Under the A-team was the "middle class staff". They were comprised mostly of the favoured teaching staff, and business staff and finally the lowest class were the remaining staff, who comprised the people that did the menial work around the school, although I am told that some of the teachers fell into that class as well. I am also advised that it wasn't just students that were abused at Grenville Christian College. The staff were abused as well. Staff members had their own light sessions, and could be disciplined; nobody was immune from the cultic predations.

Farnsworth retired, Bishop Bruce cancelled the investigation into him too, and as we know Farnsworth was succeeded by Rev. Mintz who is obviously the bishop's favoured boy. Bishop Bruce was aware of everything that transpired at Grenville and more. Mintz did not get to the top of the food chain with out getting his hands dirty. Mintz bore witness to light sessions, and participated in them; he did nothing to stop the abuse; in fact he participated in it. Mintz lied to the Globe and Mail: he stated that the allegations of abuse at Grenville, "Are without foundation".

The Anglican Church of Canada has a terrible history of abusing children; that legacy continues until this day and Bishop George Bruce's actions in the case of Grenville Christian School follow in the tradition of Cardinal Bernard Law who did nothing except move the abusers to fresh territory.

I challenge Primate Hiltz to follow Benedict XVI's example and condemn child abuse of any stripe within the Anglican Church of Canada; I further challenge Hiltz to actually do something about this wanton destruction of people's lives [unlike John Paul II] and defrock Bishop George Bruce and Rev. Gordon Mintz.

Jesus of Nazareth had something to say on the topic of child abuse: "But if anyone causes one of these little ones who believe in me to sin, it would be better for him to have a large millstone hung around his neck and to be drowned in the depths of the sea. "Woe to the world because of the things that cause people to sin! Such things must come, but woe to the man through whom they come!"

Heed the Word of our Lord, Archbishop Hiltz, and act before it is too late!

In Christ,


Rev. Malachy Egan said...

Primate Hiltz said recently: "The Anglican Church would gain more ``credibility'' debating homosexuality if it broadened the sexuality discussion and devoted more energy to combatting sexual abuse, sexual exploitation by people in positions of power, and global sex slavery."

As usual fine words in another purely political speech; however, the reality is continuation of the usual Anglican hipocrisy. Hiltz's bishop in Ontario, Rt. Rev. George Bruce has failed to deal with the issues at Grenville Christian School, which according to the law suite filed include allegations of physical, sexual and psychological abuse. Bruce has; however, moved the schools headmaster, Rev. Gordon Mintz twice since the school closed, first time to St. Thomas Belleville Ontario as interim priest for a year where he remained for five months, and now to the Canadian Armed Forces as a chaplain.

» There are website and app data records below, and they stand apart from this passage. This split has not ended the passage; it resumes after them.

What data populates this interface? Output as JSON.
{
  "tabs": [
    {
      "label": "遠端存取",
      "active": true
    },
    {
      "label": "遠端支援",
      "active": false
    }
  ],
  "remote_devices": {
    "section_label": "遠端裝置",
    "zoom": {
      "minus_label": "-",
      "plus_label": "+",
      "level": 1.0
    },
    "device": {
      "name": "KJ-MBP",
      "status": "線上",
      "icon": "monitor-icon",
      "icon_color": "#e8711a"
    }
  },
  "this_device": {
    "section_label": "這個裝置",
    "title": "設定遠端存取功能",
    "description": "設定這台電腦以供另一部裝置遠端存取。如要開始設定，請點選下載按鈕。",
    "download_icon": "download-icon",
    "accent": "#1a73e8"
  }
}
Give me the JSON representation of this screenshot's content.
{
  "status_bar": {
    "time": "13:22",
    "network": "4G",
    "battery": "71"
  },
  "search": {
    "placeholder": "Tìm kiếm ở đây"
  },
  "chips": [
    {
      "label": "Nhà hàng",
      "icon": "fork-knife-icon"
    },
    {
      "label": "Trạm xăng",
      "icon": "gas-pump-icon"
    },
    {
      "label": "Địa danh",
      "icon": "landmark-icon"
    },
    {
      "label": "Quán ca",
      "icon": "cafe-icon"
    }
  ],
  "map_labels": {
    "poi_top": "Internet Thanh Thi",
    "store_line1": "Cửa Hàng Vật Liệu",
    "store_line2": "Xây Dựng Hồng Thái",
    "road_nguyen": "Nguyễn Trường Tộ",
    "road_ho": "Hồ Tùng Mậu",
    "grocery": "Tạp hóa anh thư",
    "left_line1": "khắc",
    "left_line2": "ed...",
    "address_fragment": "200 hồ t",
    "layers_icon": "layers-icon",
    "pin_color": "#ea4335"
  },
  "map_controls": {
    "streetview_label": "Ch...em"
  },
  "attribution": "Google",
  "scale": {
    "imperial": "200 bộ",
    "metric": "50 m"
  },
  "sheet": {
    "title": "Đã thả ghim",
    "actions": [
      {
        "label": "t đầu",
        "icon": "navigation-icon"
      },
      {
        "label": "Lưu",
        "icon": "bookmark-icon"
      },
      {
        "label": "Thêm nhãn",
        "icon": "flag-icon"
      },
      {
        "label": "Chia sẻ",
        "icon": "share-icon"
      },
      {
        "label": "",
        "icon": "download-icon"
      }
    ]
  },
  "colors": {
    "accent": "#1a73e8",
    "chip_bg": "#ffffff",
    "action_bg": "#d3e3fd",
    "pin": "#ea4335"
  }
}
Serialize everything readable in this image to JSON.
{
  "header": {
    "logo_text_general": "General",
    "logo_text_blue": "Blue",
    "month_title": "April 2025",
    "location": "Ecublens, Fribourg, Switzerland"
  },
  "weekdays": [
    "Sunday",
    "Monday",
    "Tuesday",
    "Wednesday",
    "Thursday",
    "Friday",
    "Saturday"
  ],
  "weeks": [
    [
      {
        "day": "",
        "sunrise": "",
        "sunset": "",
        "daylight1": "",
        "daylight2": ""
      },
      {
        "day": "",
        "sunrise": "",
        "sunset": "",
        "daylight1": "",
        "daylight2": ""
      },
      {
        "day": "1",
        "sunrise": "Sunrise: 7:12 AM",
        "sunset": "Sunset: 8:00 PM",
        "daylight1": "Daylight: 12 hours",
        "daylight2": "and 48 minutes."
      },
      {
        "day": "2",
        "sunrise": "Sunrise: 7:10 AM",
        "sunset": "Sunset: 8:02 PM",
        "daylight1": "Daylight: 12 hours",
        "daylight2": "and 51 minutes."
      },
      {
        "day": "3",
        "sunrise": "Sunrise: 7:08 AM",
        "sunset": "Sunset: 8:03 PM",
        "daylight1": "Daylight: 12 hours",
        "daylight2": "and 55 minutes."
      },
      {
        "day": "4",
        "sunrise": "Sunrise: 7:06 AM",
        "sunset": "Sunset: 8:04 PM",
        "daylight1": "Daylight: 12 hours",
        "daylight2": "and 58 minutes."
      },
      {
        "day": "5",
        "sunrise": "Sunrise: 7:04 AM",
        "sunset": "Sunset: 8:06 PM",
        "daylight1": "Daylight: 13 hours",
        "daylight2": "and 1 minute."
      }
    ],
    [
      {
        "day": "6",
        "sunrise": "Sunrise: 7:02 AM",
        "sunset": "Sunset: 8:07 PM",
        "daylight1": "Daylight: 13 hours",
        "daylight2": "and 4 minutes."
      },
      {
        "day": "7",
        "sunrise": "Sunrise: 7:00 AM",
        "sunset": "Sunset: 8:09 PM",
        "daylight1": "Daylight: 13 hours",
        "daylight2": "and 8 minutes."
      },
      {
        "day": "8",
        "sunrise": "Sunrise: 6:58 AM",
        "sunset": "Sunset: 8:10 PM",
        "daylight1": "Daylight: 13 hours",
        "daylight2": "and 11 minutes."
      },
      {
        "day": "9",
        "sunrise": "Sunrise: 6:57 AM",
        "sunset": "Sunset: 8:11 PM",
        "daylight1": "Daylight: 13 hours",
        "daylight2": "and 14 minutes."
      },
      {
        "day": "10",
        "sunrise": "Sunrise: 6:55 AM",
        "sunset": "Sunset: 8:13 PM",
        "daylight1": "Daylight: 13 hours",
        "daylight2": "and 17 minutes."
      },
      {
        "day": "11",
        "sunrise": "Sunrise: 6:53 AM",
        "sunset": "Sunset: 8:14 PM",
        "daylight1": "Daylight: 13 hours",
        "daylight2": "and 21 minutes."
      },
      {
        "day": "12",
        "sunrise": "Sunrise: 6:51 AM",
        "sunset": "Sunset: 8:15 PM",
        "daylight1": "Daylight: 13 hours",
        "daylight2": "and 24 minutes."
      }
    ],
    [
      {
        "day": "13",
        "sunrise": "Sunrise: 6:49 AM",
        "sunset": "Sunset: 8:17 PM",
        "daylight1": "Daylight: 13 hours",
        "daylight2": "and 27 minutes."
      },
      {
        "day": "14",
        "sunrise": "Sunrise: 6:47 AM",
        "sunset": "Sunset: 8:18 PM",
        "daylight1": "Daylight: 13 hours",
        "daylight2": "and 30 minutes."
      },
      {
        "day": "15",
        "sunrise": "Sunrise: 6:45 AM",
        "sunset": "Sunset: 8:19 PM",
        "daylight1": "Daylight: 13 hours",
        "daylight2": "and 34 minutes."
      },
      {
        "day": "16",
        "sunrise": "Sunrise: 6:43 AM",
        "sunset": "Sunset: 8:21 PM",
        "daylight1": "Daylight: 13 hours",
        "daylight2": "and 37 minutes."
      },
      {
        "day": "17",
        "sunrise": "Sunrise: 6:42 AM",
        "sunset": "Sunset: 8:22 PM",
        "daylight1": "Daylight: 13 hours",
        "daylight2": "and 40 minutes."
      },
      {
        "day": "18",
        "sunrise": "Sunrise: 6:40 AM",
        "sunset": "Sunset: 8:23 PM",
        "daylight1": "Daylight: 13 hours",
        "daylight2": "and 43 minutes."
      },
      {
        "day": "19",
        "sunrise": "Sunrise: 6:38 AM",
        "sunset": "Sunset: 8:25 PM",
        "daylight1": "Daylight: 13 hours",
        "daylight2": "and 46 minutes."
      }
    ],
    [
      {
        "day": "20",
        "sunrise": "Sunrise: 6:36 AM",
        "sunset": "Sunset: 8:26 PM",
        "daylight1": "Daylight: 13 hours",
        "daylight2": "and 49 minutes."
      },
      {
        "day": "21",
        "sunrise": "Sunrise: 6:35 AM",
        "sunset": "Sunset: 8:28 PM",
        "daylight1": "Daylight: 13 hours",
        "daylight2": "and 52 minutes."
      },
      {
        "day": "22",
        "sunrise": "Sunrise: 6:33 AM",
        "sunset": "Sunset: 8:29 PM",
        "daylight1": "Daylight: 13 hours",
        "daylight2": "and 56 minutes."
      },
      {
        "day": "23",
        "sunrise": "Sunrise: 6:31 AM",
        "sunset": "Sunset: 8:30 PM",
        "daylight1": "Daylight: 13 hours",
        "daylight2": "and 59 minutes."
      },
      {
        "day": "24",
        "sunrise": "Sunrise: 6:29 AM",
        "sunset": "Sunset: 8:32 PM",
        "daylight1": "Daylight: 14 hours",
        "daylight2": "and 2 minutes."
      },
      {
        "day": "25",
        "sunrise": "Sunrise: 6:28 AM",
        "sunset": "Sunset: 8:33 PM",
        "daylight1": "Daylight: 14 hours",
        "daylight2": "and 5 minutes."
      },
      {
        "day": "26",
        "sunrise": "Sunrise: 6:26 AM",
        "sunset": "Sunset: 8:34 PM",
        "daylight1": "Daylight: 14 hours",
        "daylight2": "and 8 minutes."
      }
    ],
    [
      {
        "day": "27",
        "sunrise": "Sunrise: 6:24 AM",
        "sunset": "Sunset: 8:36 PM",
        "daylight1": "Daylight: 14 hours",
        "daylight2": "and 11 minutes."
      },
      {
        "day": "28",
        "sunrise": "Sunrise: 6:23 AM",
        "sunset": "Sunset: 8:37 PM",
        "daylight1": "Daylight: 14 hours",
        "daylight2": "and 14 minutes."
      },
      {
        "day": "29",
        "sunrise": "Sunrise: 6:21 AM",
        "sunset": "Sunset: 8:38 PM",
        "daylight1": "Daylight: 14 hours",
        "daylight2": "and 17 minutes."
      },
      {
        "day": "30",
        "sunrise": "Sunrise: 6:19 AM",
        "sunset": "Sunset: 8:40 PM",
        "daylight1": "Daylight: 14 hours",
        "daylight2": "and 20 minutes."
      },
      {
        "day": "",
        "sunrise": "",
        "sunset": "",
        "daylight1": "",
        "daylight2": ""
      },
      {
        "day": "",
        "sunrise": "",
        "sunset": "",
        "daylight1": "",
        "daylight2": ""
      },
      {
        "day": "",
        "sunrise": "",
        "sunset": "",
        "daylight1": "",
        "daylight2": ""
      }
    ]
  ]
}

Until there is an proper and thorough enquiry [Bruce cancelled the first one] and Mintz's part in the tragic activities at Grenville where he was the faculty leader as headmaster are fully determined it would seem imprudent to place him in another position of power and control over minor children. [The age of military service is 16 to 34, and the age of majority is 18 or 19 depending on the province]

If Primate Hiltz and the Anglican Church really gave a hoot, surely they would deal with the Grenville Christian School issue properly and not just continue to move priests around and hope that the laity do not notice .